Guojun Zhou, Robert C. Shumaker

In the Appalachian basin, many of the deeply buried reservoirs have low matrix porosity; therefore, gas production and storage commonly depend on fracture porosity and permeability. The new log tool, Formation MicroScanner (FMS) (Schlumberger), can indicate the orientation of fractures in the well bore, which permits one to map their density and distribution. A detached foreland is studied to determine the relationship of fractures to the structural position and lithology of the storage reservoirs.

The oriented cores taken in the field present an unusual opportunity to compare the results of fracture analysis using the FMS with fractures in the cores. The scanning electric microscope is used to look at microfractures and the cements filling the fractures. Analysis of FMS logs from 14 wells helped determine the three-dimensional distribution of fracture permeability, which forms the basis for estimating the storage capacity of the reservoirs. This estimation is compared with the gas volume taken by the reservoirs. Effective modification is then made to the formula derived to estimate the storage capacity of the reservoirs.
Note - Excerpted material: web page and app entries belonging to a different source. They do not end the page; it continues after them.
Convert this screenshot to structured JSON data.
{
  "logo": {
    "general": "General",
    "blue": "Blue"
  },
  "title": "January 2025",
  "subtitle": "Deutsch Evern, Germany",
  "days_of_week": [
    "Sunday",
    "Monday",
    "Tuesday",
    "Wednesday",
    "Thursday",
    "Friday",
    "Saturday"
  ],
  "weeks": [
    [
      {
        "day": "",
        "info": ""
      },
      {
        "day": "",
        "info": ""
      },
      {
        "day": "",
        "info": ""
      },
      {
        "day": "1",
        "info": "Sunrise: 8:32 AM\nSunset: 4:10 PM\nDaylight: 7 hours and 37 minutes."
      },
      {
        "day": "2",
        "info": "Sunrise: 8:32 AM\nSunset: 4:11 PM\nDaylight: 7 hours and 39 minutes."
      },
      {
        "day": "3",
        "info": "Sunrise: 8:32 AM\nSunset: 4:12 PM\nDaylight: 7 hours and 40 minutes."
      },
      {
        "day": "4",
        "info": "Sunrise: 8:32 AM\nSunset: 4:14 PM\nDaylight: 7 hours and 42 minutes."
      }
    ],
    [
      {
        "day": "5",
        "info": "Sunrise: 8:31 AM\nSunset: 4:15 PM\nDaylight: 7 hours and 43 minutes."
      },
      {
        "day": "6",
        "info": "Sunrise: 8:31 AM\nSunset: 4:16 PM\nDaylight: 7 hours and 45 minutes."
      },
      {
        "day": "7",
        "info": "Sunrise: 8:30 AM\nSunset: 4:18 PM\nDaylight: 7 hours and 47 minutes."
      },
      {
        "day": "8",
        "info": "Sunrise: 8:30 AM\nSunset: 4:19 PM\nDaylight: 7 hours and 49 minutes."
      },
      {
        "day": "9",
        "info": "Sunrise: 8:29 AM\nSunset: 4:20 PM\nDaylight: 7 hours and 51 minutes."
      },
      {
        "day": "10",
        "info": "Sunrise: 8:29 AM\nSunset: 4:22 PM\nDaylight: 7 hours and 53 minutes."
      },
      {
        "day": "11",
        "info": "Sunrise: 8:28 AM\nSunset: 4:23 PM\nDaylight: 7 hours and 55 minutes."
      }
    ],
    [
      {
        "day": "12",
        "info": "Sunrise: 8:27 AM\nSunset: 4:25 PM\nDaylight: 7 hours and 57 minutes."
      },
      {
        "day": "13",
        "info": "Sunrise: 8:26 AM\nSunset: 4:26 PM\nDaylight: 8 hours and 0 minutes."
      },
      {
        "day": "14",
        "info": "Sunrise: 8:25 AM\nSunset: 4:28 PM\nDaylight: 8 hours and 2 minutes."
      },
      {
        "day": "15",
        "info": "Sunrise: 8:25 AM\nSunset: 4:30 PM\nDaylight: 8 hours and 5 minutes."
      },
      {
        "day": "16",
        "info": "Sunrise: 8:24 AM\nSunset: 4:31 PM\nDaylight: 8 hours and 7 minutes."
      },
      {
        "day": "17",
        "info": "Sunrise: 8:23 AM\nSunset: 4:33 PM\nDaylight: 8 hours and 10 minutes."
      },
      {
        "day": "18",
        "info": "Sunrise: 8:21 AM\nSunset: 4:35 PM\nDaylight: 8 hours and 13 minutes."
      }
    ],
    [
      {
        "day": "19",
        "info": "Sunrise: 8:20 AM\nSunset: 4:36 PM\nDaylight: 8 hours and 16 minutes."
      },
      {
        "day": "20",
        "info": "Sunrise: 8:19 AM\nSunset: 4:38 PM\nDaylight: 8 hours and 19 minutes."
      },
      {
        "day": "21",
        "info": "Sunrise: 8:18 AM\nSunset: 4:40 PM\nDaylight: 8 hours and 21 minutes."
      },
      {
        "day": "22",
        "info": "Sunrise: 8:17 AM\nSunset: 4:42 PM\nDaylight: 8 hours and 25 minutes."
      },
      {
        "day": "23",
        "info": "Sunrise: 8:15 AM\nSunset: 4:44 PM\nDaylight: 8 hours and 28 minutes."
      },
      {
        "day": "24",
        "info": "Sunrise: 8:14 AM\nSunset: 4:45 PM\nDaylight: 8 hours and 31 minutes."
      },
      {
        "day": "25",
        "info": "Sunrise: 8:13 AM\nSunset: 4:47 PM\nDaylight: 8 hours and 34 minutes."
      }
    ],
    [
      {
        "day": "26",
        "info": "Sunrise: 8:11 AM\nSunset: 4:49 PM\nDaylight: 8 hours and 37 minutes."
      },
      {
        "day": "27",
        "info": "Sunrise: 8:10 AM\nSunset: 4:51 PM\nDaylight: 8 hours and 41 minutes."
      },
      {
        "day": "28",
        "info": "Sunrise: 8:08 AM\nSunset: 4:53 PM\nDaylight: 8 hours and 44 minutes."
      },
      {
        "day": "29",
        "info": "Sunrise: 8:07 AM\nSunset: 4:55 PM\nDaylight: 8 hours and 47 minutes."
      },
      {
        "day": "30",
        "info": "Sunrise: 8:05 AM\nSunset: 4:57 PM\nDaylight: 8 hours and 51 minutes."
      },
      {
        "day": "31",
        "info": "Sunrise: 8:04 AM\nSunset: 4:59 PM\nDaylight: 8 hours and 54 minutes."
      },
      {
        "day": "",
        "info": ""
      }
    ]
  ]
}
Finally, a geologic history is studied to compare the fracture history and the time of fold formation, and a fracture model is made based on fracture origin an distribution (density and orientation) in different lithologies and structure position.

AAPG Search and Discovery Article #90984©1994 AAPG Annual Convention, East Lansing, Michigan, September 18-20, 1994